North-east egg producer Farmlay Eggs has thanked rising consumption for a 60% increase in pre-tax profits.
The company, which supplies all the free-range eggs to Morrisons and Aldi in Scotland, is run by Robert and Ethel Chapman and their son Iain.
The firm sorts and packs between 3million and 3.5million eggs a week.
Around half of the eggs are produced on the family’s 2,000-acre farm at West Cockmuir, Strichen, with the remainder sourced from 21 contract producers in Aberdeenshire, Moray and Kincardine.
According to accounts filed with Companies House the company, under its registered name of Aberdeen and Northern Eggs Ltd, posted pre-tax profits of £2.430million for the year ended Mary 31, 2015. This is up 60% on 2014 when pre-tax profits stood at £1.514million.
Turnover at the company was up slightly to £16.120million from £15.866million previously.

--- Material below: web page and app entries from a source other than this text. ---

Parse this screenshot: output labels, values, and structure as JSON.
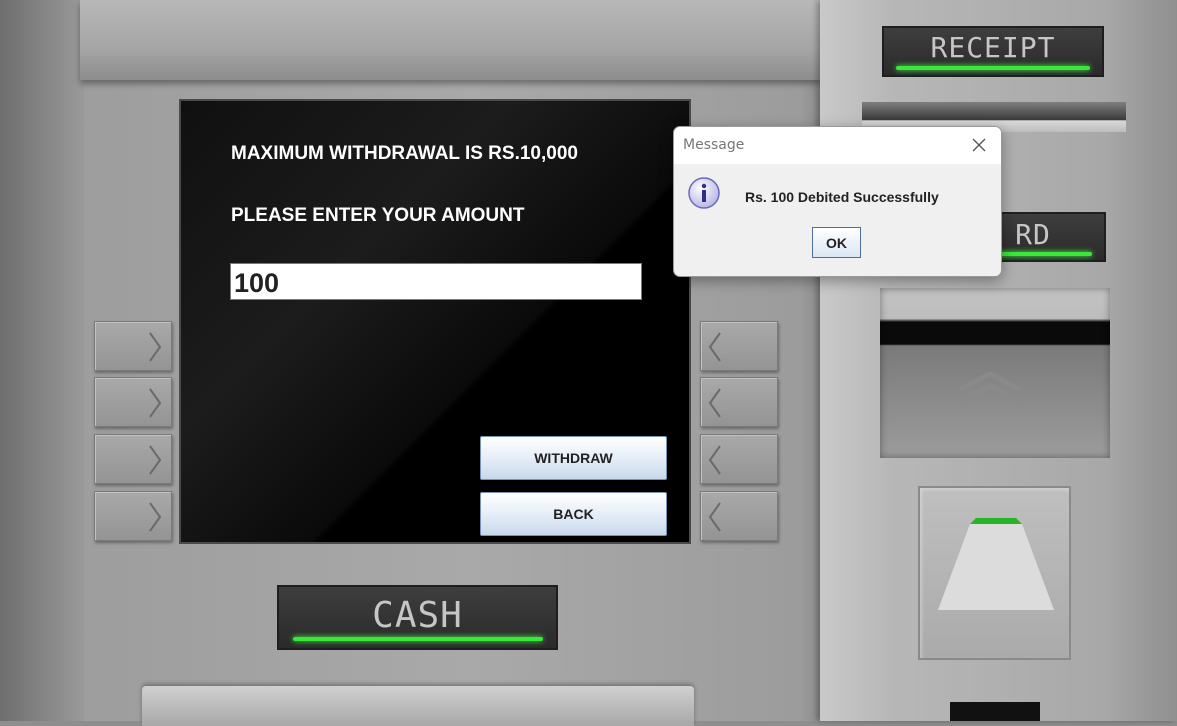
{
  "screen": {
    "max_label": "MAXIMUM WITHDRAWAL IS RS.10,000",
    "prompt_label": "PLEASE ENTER YOUR AMOUNT",
    "amount_value": "100",
    "withdraw_label": "WITHDRAW",
    "back_label": "BACK"
  },
  "panels": {
    "receipt_label": "RECEIPT",
    "card_label": "RD",
    "cash_label": "CASH",
    "led_color": "#39e839"
  },
  "dialog": {
    "title": "Message",
    "message": "Rs. 100 Debited Successfully",
    "ok_label": "OK",
    "icon": "info-icon"
  }
}
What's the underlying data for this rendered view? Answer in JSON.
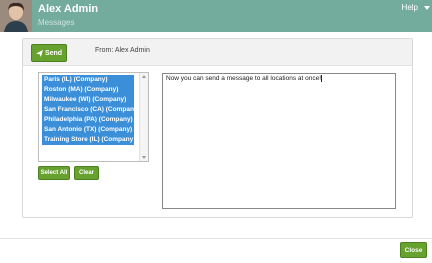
{
  "header": {
    "user_name": "Alex Admin",
    "subtitle": "Messages",
    "help_label": "Help"
  },
  "toolbar": {
    "send_label": "Send",
    "from_text": "From: Alex Admin"
  },
  "locations": {
    "items": [
      "Paris (IL) (Company)",
      "Roston (MA) (Company)",
      "Milwaukee (WI) (Company)",
      "San Francisco (CA) (Company",
      "Philadelphia (PA) (Company)",
      "San Antonio (TX) (Company)",
      "Training Store (IL) (Company"
    ],
    "select_all_label": "Select All",
    "clear_label": "Clear"
  },
  "message": {
    "value": "Now you can send a message to all locations at once!"
  },
  "footer": {
    "close_label": "Close"
  },
  "colors": {
    "header": "#73ab9d",
    "button": "#67a22f",
    "selection": "#3b8fd9"
  }
}
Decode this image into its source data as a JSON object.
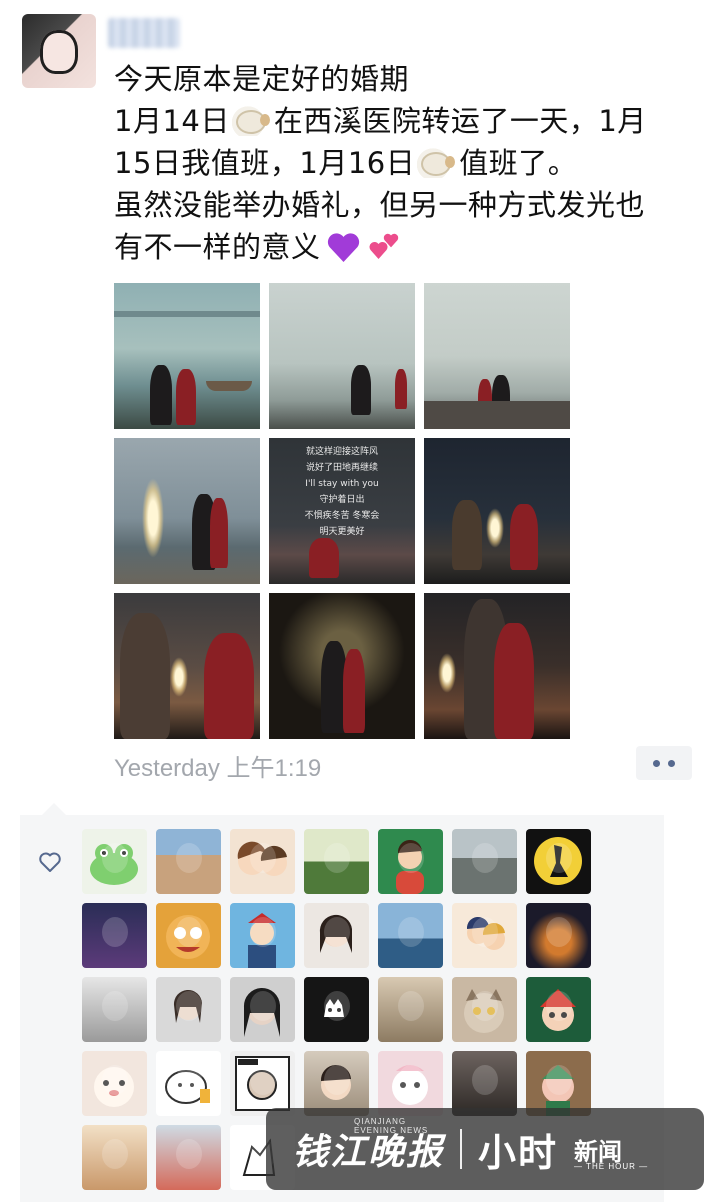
{
  "post": {
    "text_lines": {
      "line1": "今天原本是定好的婚期",
      "line2_a": "1月14日",
      "line2_b": "在西溪医院转运了一天，1月",
      "line3_a": "15日我值班，1月16日",
      "line3_b": "值班了。",
      "line4": "虽然没能举办婚礼，但另一种方式发光也",
      "line5": "有不一样的意义"
    },
    "emoji": {
      "sheep": "sheep-emoji",
      "purple_heart": "purple-heart-emoji",
      "two_hearts": "two-hearts-emoji"
    },
    "photo_caption": {
      "line1": "就这样迎接这阵风",
      "line2": "说好了田地再继续",
      "line3": "I'll stay with you",
      "line4": "守护着日出",
      "line5": "不惧疾冬苦 冬寒会",
      "line6": "明天更美好"
    },
    "timestamp": "Yesterday 上午1:19",
    "likes_count_rows": 5
  },
  "likes": {
    "icon": "heart-outline-icon"
  },
  "watermark": {
    "brand": "钱江晚报",
    "brand_sub": "QIANJIANG EVENING NEWS",
    "hour": "小时",
    "news": "新闻",
    "news_sub": "— THE HOUR —"
  },
  "colors": {
    "link_blue": "#56698f",
    "timestamp_gray": "#a3a7ad",
    "panel_bg": "#f5f6f7"
  }
}
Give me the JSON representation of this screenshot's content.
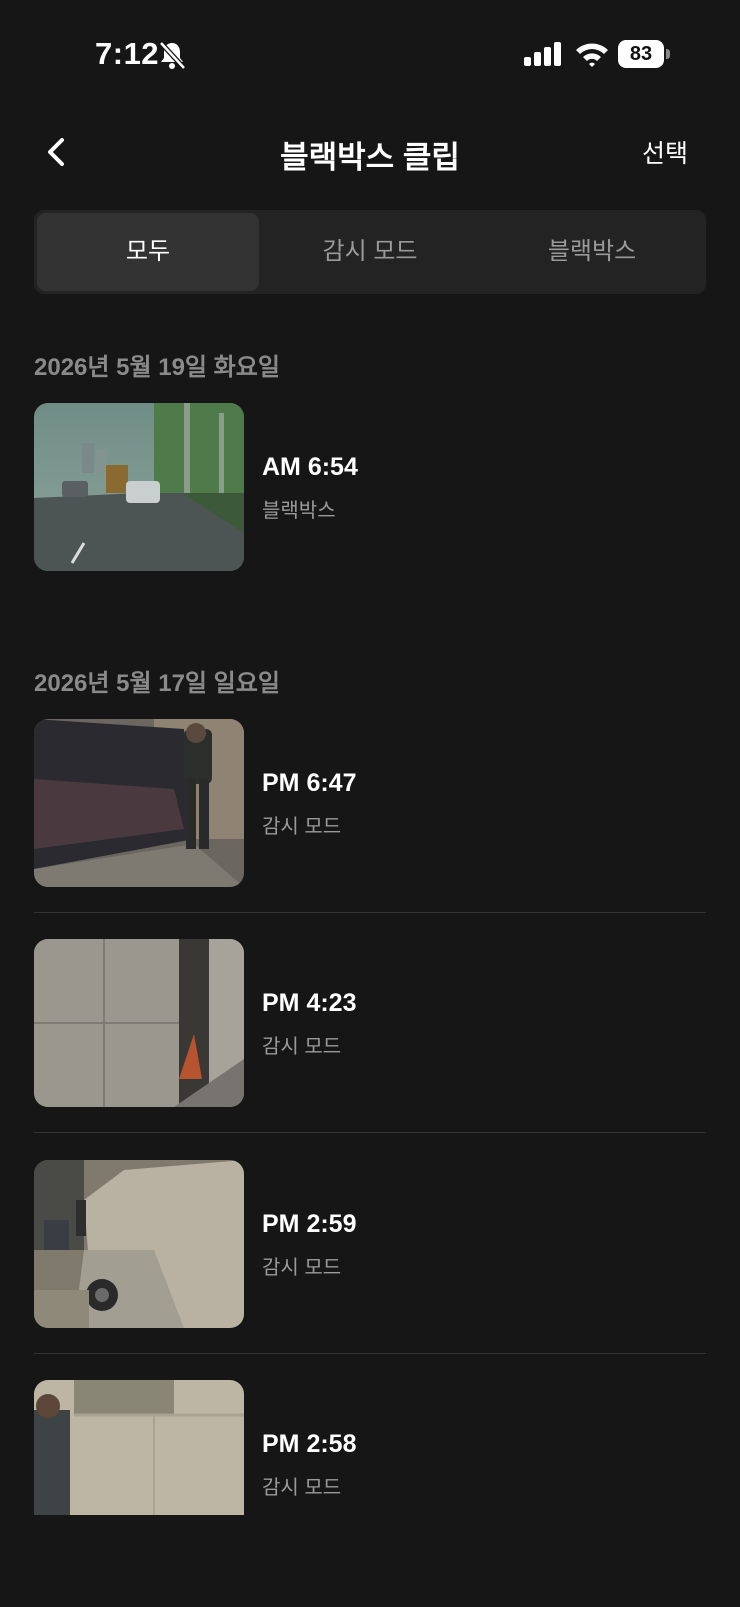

In her director’s report, Ethel Chapman said: “The retail market is volatile, with a continuing squeeze by all customers looking for better prices and more promotions. Consumption of eggs however continues to rise, which can only be a good thing for the industry and the company.
“Looking to the future we expect to see a continued squeeze as the retail market evolves. It is hoped however that the strategy of keeping all aspects of rearing and production, along with distribution under the control of the company will assist in keeping the company profitable.”
She said construction of a new free-range henhouse was completed on schedule with the first birds housed in it in March 2015.
In addition a new rearing unit to hold 36,000 day-old chicks was built and first populated at the end of June.
Mrs Chapman said: “Producing as many pullets in house as we can, will continue to eliminate any possible spread of disease that may be transmitted via flocks bough in from south of the border. Bird welfare will be improved as the as the transport time will also be reduced, as most of our satellite producers are within two hours of our main facility at Strichen.”
She said refurbishment of another henhouse was planned for the summer when a new roof, equipment and better insulation will be fitted.
In addition the firm’s grading facility at West Cockmuir will be expanded this year – earlier this month the company received a £239,833 grant to aid this project through the food processing, marketing and co-operation (FPMC) scheme, which forms part of the Scottish Rural development Programme.
Robert Chapman said the company was benefiting from growth in the egg market, which is growing by between 5 and 10% every year.
He said a new premium range called Nearer, Fresher, which was launched last year, was “going very well” as a result of shoppers looking more and more for local produce.